A common misconception is that a QMS is only useful for large businesses. Any size organisation can benefit from the structure and focus a QMS brings to its business and its employees.
There are seven key principles to quality management:
- Engagement of People
Getting your team involved in the management system allows everyone within your business to contribute towards its processes. It is essential that everyone in your company understands their role and feels valued for their contribution to its success.
2. Customer Focus
Developing a strong customer focus is an excellent way of demonstrating your commitment to quality. Gathering customer feedback is key – whether good or bad – as this can help you to identify gaps and improve your processes so that your business can strengthen its performance even further.
As well as satisfying customers, your business should also consider the interests of other stakeholders, whether owners, employees, suppliers, investors or the wider community.
Strong leadership means you have a clear vision of your company’s future. Communicating this vision effectively will ensure your whole team works towards the same objectives, giving everyone in your business a shared sense of purpose. This can help to increase employee motivation and productivity.
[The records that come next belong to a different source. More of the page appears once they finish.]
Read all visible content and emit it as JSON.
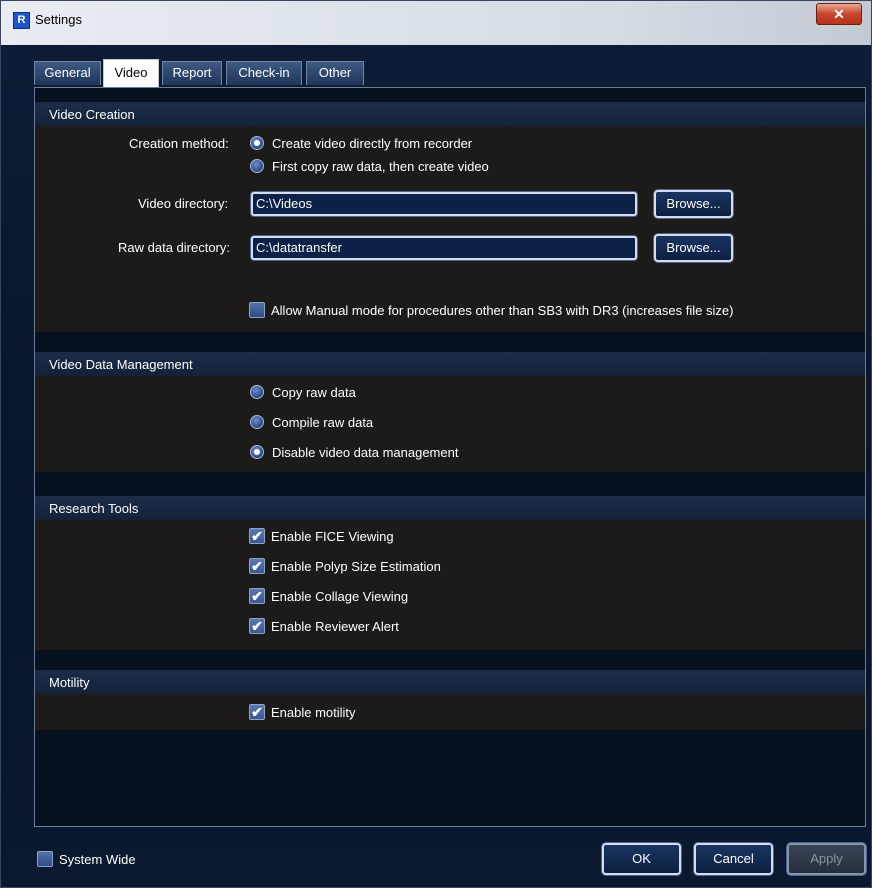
{
  "window": {
    "title": "Settings",
    "app_icon": "R",
    "close_glyph": "✕"
  },
  "tabs": [
    {
      "label": "General",
      "active": false
    },
    {
      "label": "Video",
      "active": true
    },
    {
      "label": "Report",
      "active": false
    },
    {
      "label": "Check-in",
      "active": false
    },
    {
      "label": "Other",
      "active": false
    }
  ],
  "video_creation": {
    "title": "Video Creation",
    "creation_method_label": "Creation method:",
    "options": [
      {
        "label": "Create video directly from recorder",
        "selected": true
      },
      {
        "label": "First copy raw data, then create video",
        "selected": false
      }
    ],
    "video_directory_label": "Video directory:",
    "video_directory_value": "C:\\Videos",
    "raw_data_directory_label": "Raw data directory:",
    "raw_data_directory_value": "C:\\datatransfer",
    "browse_label": "Browse...",
    "manual_mode_label": "Allow Manual mode for procedures other than SB3 with DR3 (increases file size)",
    "manual_mode_checked": false
  },
  "video_data_management": {
    "title": "Video Data Management",
    "options": [
      {
        "label": "Copy raw data",
        "selected": false
      },
      {
        "label": "Compile raw data",
        "selected": false
      },
      {
        "label": "Disable video data management",
        "selected": true
      }
    ]
  },
  "research_tools": {
    "title": "Research Tools",
    "items": [
      {
        "label": "Enable FICE Viewing",
        "checked": true
      },
      {
        "label": "Enable Polyp Size Estimation",
        "checked": true
      },
      {
        "label": "Enable Collage Viewing",
        "checked": true
      },
      {
        "label": "Enable Reviewer Alert",
        "checked": true
      }
    ]
  },
  "motility": {
    "title": "Motility",
    "items": [
      {
        "label": "Enable motility",
        "checked": true
      }
    ]
  },
  "footer": {
    "system_wide_label": "System Wide",
    "system_wide_checked": false,
    "ok_label": "OK",
    "cancel_label": "Cancel",
    "apply_label": "Apply"
  },
  "check_glyph": "✔"
}
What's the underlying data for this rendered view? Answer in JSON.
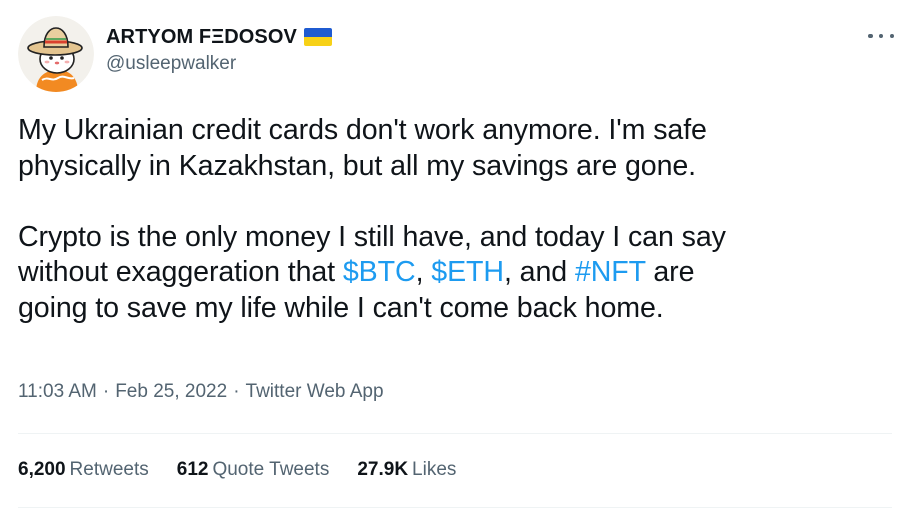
{
  "author": {
    "display_name": "ARTYOM FΞDOSOV",
    "handle": "@usleepwalker",
    "avatar_icon": "cartoon-avatar-sombrero",
    "flag_colors": [
      "#1f5bd1",
      "#f7d117"
    ]
  },
  "tweet": {
    "paragraph1_line1": "My Ukrainian credit cards don't work anymore. I'm safe",
    "paragraph1_line2": "physically in Kazakhstan, but all my savings are gone.",
    "paragraph2_line1": "Crypto is the only money I still have, and today I can say",
    "paragraph2_line2_prefix": "without exaggeration that ",
    "tag_btc": "$BTC",
    "comma_1": ", ",
    "tag_eth": "$ETH",
    "and_text": ", and ",
    "tag_nft": "#NFT",
    "line2_suffix": " are",
    "paragraph2_line3": "going to save my life while I can't come back home."
  },
  "meta": {
    "time": "11:03 AM",
    "separator": "·",
    "date": "Feb 25, 2022",
    "source": "Twitter Web App"
  },
  "stats": {
    "retweets_count": "6,200",
    "retweets_label": "Retweets",
    "quote_count": "612",
    "quote_label": "Quote Tweets",
    "likes_count": "27.9K",
    "likes_label": "Likes"
  },
  "colors": {
    "link": "#1d9bf0",
    "text": "#0f1419",
    "secondary": "#536471"
  }
}
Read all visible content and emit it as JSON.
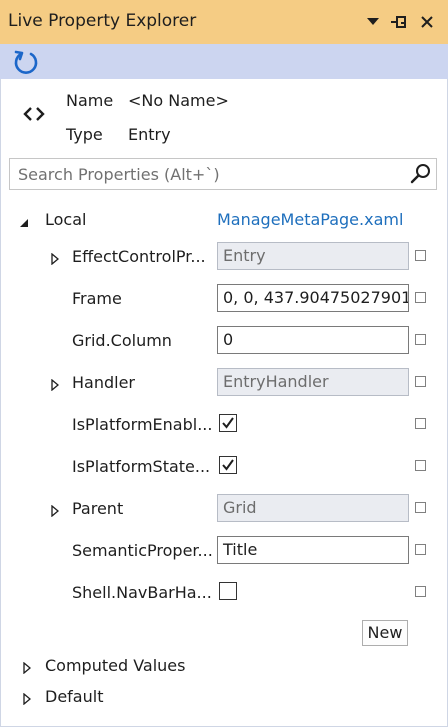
{
  "window": {
    "title": "Live Property Explorer",
    "colors": {
      "titlebar": "#f5cc84",
      "toolbar": "#ccd5f0",
      "link": "#1e6fbd"
    }
  },
  "element_info": {
    "name_label": "Name",
    "name_value": "<No Name>",
    "type_label": "Type",
    "type_value": "Entry"
  },
  "search": {
    "placeholder": "Search Properties (Alt+`)"
  },
  "local": {
    "label": "Local",
    "source_link": "ManageMetaPage.xaml",
    "properties": [
      {
        "name": "EffectControlPr...",
        "value": "Entry",
        "kind": "readonly",
        "expandable": true
      },
      {
        "name": "Frame",
        "value": "0, 0, 437.90475027901",
        "kind": "text",
        "expandable": false
      },
      {
        "name": "Grid.Column",
        "value": "0",
        "kind": "text",
        "expandable": false
      },
      {
        "name": "Handler",
        "value": "EntryHandler",
        "kind": "readonly",
        "expandable": true
      },
      {
        "name": "IsPlatformEnabl...",
        "checked": true,
        "kind": "checkbox",
        "expandable": false
      },
      {
        "name": "IsPlatformState...",
        "checked": true,
        "kind": "checkbox",
        "expandable": false
      },
      {
        "name": "Parent",
        "value": "Grid",
        "kind": "readonly",
        "expandable": true
      },
      {
        "name": "SemanticProper...",
        "value": "Title",
        "kind": "text",
        "expandable": false
      },
      {
        "name": "Shell.NavBarHa...",
        "checked": false,
        "kind": "checkbox",
        "expandable": false
      }
    ],
    "new_button": "New"
  },
  "sections": {
    "computed": "Computed Values",
    "default": "Default"
  }
}
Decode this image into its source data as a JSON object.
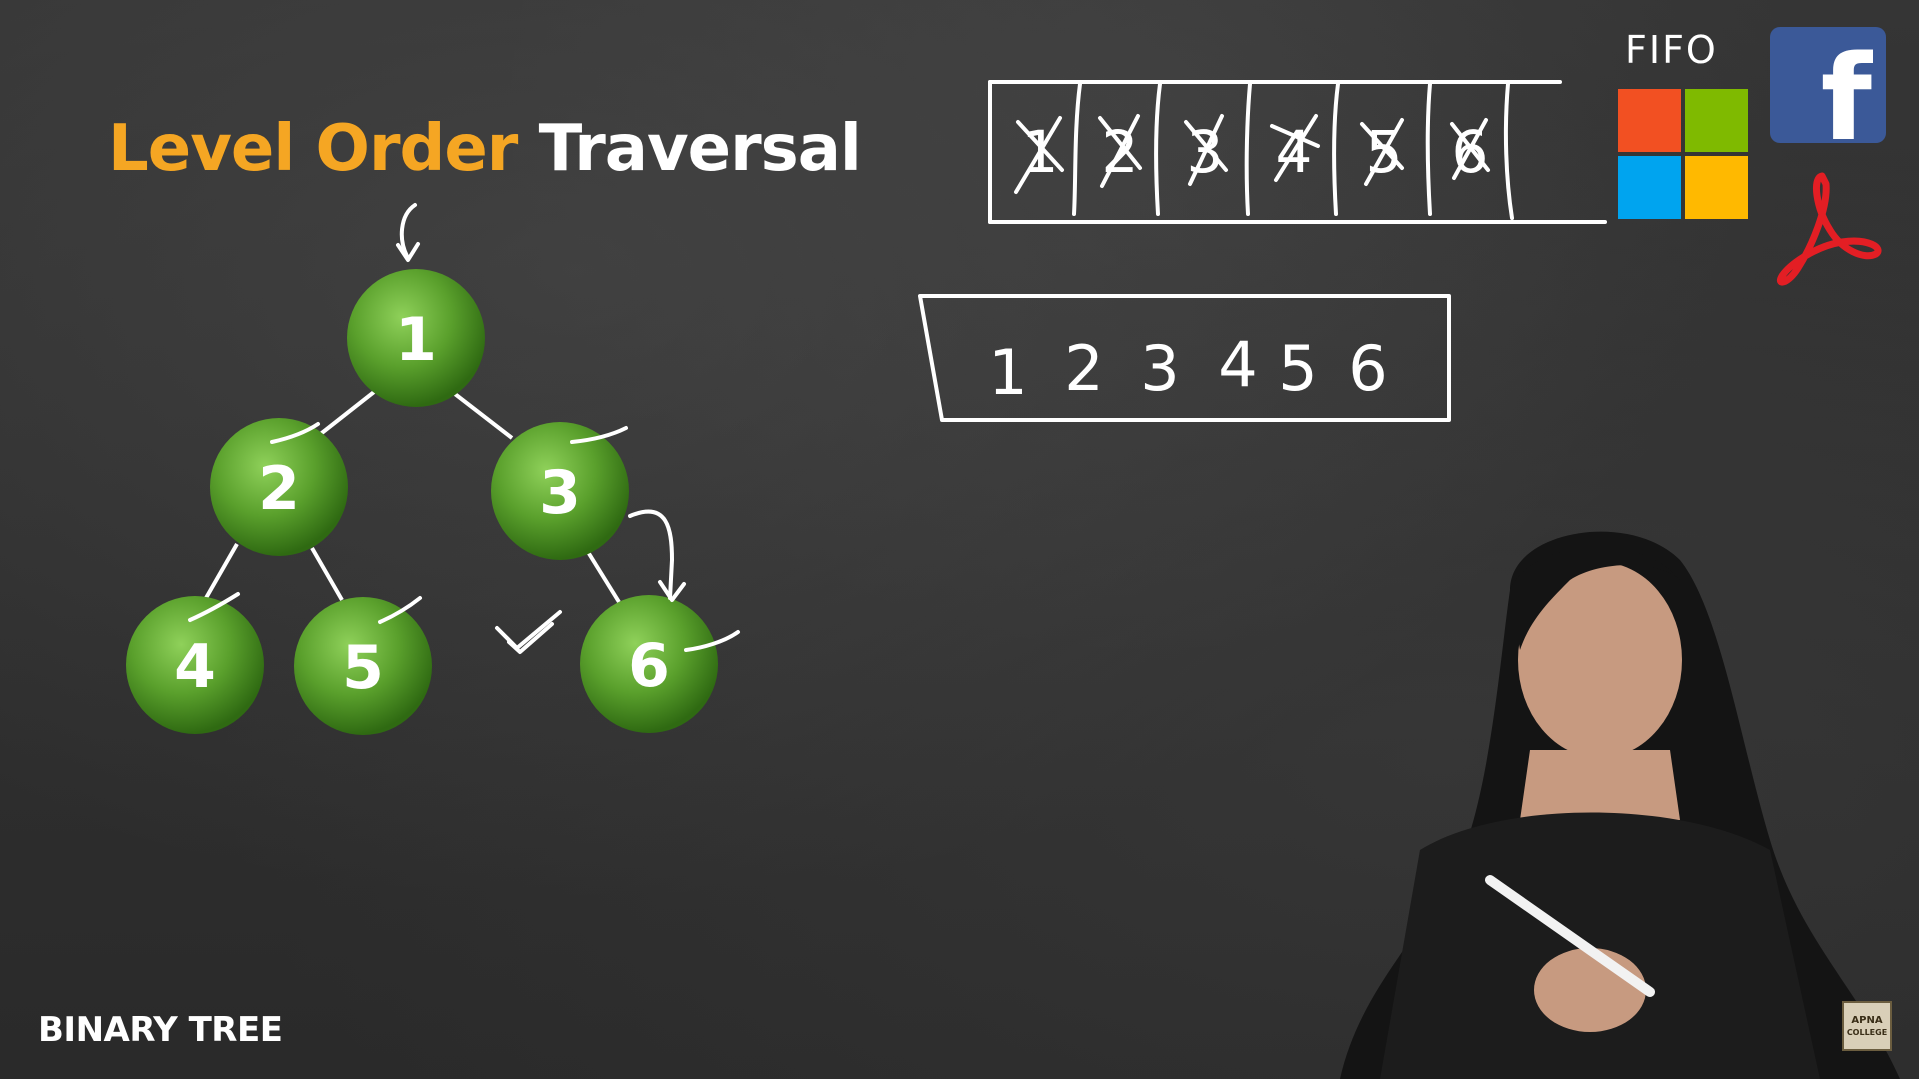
{
  "title": {
    "highlight": "Level Order",
    "rest": "Traversal"
  },
  "footer": {
    "label": "BINARY TREE"
  },
  "tree": {
    "nodes": [
      {
        "id": "1",
        "label": "1"
      },
      {
        "id": "2",
        "label": "2"
      },
      {
        "id": "3",
        "label": "3"
      },
      {
        "id": "4",
        "label": "4"
      },
      {
        "id": "5",
        "label": "5"
      },
      {
        "id": "6",
        "label": "6"
      }
    ],
    "edges": [
      [
        "1",
        "2"
      ],
      [
        "1",
        "3"
      ],
      [
        "2",
        "4"
      ],
      [
        "2",
        "5"
      ],
      [
        "3",
        "6"
      ]
    ],
    "node_color": "#5aa02c"
  },
  "queue": {
    "cells": [
      "1",
      "2",
      "3",
      "4",
      "5",
      "6"
    ],
    "all_crossed": true
  },
  "output": {
    "sequence": [
      "1",
      "2",
      "3",
      "4",
      "5",
      "6"
    ]
  },
  "fifo_label": "FIFO",
  "logos": [
    "microsoft-logo",
    "facebook-logo",
    "acrobat-logo"
  ],
  "watermark": {
    "line1": "APNA",
    "line2": "COLLEGE"
  },
  "colors": {
    "accent": "#f5a623",
    "ms_red": "#f25022",
    "ms_green": "#7fba00",
    "ms_blue": "#00a4ef",
    "ms_yellow": "#ffb900",
    "facebook": "#3b5998",
    "acrobat": "#e31e24"
  }
}
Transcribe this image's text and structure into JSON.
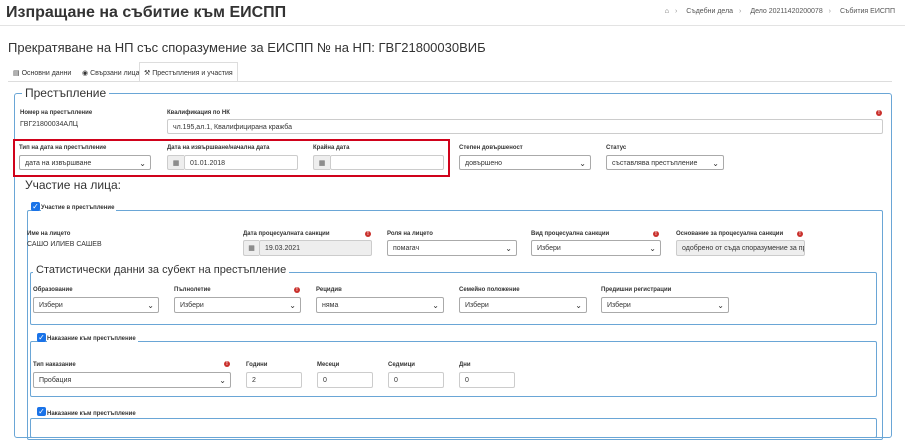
{
  "header": {
    "title": "Изпращане на събитие към ЕИСПП",
    "breadcrumb": [
      "Съдебни дела",
      "Дело 20211420200078",
      "Събития ЕИСПП"
    ]
  },
  "page_title": "Прекратяване на НП със споразумение за ЕИСПП № на НП: ГВГ21800030ВИБ",
  "tabs": [
    {
      "label": "Основни данни",
      "icon": "doc-icon"
    },
    {
      "label": "Свързани лица",
      "icon": "users-icon"
    },
    {
      "label": "Престъпления и участия",
      "icon": "gavel-icon"
    }
  ],
  "crime": {
    "legend": "Престъпление",
    "number_label": "Номер на престъпление",
    "number_value": "ГВГ21800034АЛЦ",
    "qualification_label": "Квалификация по НК",
    "qualification_value": "чл.195,ал.1, Квалифицирана кражба",
    "date_type_label": "Тип на дата на престъпление",
    "date_type_value": "дата на извършване",
    "start_date_label": "Дата на извършване/начална дата",
    "start_date_value": "01.01.2018",
    "end_date_label": "Крайна дата",
    "end_date_value": "",
    "completion_label": "Степен довършеност",
    "completion_value": "довършено",
    "status_label": "Статус",
    "status_value": "съставлява престъпление"
  },
  "participation": {
    "legend": "Участие на лица:",
    "check_label": "Участие в престъпление",
    "person_label": "Име на лицето",
    "person_value": "САШО ИЛИЕВ САШЕВ",
    "proc_date_label": "Дата процесуалната санкции",
    "proc_date_value": "19.03.2021",
    "role_label": "Роля на лицето",
    "role_value": "помагач",
    "sanction_label": "Вид процесуална санкции",
    "sanction_value": "Избери",
    "basis_label": "Основание за процесуална санкции",
    "basis_value": "одобрено от съда споразумение за пр"
  },
  "stats": {
    "legend": "Статистически данни за субект на престъпление",
    "education_label": "Образование",
    "education_value": "Избери",
    "age_label": "Пълнолетие",
    "age_value": "Избери",
    "recidivism_label": "Рецидив",
    "recidivism_value": "няма",
    "family_label": "Семейно положение",
    "family_value": "Избери",
    "prior_label": "Предишни регистрации",
    "prior_value": "Избери"
  },
  "punishment1": {
    "check_label": "Наказание към престъпление",
    "type_label": "Тип наказание",
    "type_value": "Пробация",
    "years_label": "Години",
    "years_value": "2",
    "months_label": "Месеци",
    "months_value": "0",
    "weeks_label": "Седмици",
    "weeks_value": "0",
    "days_label": "Дни",
    "days_value": "0"
  },
  "punishment2": {
    "check_label": "Наказание към престъпление"
  },
  "colors": {
    "accent": "#1a73e8",
    "border_blue": "#6aa6d6",
    "required_red": "#c9302c",
    "highlight_red": "#d0021b"
  }
}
- Process Approach
By having clearly defined and agreed processes, your employees will have a common, logical system with consistent and repeatable processes for consistently getting things right. These will effectively support everybody day-to-day and in any situation that could arise. It also enables you to plan, measure and evaluate processes across the business to help you identify areas for improvement.
Continual improvement is the overall goal for any quality management system and should be a core objective for your business. Managing the quality of your product or service can save costs, increase customer satisfaction and help to secure new business.
- Evidence-based decision making
It’s essential to have accurate and reliable data to make informed decisions. For example, if something is continually going wrong, you need the right information and evidence to solve it. It’s important that decisions are made on facts and that information is available to those who need it. And keep talking.
- Relationship Management
Develop mutually-beneficial relationships with your suppliers that are built on trust. Creating such lasting relationships with suppliers and other interested parties means balancing short-term financial gains with long-term, mutually beneficial strategies.